__AIM OF THE EXERCISE__
The answer is a single number: the count of lines in the records below that contain the word "scores".

[Interface dataset entries]
* * *

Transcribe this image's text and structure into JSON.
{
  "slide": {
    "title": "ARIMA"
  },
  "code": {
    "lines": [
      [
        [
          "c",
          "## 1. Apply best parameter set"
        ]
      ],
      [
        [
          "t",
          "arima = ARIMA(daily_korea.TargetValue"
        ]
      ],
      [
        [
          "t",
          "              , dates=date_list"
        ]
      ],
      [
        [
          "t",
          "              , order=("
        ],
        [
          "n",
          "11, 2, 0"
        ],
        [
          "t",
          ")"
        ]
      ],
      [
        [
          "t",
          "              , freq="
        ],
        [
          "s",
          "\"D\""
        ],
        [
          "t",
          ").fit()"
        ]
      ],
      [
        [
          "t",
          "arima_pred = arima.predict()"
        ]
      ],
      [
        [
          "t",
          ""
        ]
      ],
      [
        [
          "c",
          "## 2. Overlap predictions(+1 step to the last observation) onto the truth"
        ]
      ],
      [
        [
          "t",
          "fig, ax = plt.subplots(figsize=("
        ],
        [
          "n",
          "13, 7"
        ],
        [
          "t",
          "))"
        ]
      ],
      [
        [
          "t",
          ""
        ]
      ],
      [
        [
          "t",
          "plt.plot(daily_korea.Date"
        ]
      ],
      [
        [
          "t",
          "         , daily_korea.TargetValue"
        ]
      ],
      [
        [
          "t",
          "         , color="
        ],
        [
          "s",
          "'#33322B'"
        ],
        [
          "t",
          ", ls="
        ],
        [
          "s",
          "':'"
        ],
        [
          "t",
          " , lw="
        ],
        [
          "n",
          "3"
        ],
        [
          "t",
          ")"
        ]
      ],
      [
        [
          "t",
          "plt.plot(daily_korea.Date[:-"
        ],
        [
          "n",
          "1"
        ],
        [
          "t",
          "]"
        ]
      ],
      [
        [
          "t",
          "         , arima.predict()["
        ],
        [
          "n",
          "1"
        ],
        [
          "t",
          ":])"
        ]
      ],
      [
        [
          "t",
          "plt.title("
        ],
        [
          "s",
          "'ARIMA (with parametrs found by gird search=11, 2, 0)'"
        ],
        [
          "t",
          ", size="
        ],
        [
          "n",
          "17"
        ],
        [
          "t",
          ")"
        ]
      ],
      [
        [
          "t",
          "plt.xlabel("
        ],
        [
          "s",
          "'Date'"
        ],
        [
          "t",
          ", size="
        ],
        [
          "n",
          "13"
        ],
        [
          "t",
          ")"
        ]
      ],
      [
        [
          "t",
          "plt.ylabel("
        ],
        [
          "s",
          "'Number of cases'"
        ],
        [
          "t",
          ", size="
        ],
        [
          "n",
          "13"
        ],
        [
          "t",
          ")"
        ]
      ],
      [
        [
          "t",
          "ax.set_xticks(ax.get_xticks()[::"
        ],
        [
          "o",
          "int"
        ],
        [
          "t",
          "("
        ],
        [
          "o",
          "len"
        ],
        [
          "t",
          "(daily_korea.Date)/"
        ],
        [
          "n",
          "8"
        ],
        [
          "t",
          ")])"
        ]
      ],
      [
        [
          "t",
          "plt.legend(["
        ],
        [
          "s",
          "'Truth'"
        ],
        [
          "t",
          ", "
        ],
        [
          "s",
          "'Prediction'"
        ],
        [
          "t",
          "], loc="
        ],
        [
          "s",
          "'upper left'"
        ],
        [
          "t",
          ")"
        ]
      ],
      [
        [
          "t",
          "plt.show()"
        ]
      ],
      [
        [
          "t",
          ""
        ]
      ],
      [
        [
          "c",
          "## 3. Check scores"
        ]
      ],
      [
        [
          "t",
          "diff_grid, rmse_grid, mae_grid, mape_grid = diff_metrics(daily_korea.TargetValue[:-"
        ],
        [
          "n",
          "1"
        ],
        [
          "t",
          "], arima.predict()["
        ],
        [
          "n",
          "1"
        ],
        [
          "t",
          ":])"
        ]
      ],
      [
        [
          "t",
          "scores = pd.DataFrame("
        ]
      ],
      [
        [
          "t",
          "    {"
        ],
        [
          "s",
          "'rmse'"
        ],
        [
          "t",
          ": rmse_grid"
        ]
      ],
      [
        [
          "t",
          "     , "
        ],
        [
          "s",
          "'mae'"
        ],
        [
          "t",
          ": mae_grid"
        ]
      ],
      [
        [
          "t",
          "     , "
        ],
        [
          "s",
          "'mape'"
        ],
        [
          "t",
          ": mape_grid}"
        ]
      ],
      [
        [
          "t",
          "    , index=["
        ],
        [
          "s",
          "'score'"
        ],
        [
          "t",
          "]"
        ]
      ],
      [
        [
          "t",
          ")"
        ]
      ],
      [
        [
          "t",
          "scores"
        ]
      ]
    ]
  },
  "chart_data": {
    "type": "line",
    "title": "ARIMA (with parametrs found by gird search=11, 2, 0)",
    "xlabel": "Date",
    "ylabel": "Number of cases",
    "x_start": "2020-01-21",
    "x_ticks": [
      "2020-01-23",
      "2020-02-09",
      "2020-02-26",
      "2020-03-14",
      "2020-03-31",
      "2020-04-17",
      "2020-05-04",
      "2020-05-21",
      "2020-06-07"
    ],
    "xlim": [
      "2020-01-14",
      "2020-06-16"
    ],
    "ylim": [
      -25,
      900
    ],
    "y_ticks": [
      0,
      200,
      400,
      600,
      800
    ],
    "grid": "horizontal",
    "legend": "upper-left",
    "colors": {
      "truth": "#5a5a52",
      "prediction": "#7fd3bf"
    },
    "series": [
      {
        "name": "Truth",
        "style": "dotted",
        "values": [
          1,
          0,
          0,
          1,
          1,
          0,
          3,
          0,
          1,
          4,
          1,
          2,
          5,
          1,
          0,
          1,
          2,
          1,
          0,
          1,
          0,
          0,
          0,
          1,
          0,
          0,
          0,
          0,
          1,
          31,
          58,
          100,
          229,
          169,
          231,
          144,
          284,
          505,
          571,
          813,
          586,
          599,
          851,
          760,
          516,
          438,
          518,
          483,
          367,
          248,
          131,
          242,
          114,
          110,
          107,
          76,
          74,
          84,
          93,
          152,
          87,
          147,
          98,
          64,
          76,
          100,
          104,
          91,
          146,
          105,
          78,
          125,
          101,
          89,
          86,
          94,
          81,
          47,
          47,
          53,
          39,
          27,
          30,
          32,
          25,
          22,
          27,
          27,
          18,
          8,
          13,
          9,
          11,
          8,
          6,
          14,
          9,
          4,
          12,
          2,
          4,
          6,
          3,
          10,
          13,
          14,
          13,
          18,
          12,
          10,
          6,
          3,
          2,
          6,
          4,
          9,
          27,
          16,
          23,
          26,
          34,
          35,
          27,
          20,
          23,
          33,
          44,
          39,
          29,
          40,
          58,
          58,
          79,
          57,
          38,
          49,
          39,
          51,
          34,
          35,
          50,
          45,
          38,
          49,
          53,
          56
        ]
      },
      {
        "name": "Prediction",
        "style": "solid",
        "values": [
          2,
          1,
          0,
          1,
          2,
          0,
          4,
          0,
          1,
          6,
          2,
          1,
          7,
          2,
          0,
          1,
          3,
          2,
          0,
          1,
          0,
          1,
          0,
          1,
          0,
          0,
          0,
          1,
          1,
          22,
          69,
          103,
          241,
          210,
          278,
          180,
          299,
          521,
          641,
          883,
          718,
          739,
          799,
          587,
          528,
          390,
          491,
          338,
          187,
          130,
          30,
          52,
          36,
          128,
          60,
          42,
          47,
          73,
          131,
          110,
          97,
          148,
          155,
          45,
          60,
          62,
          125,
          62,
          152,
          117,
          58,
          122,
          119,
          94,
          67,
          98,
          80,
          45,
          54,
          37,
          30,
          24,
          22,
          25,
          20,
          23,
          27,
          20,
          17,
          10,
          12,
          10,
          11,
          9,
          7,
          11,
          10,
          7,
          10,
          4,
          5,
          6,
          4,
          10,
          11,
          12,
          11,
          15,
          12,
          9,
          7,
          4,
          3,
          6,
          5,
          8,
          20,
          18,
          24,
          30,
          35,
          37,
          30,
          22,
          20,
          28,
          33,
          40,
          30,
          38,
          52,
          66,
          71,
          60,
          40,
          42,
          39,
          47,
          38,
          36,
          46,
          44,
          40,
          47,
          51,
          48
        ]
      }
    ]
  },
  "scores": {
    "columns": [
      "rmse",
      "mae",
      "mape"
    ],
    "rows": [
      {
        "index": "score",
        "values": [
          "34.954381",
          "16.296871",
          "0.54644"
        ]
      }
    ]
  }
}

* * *

__RESPONSE TO THE EXERCISE__
4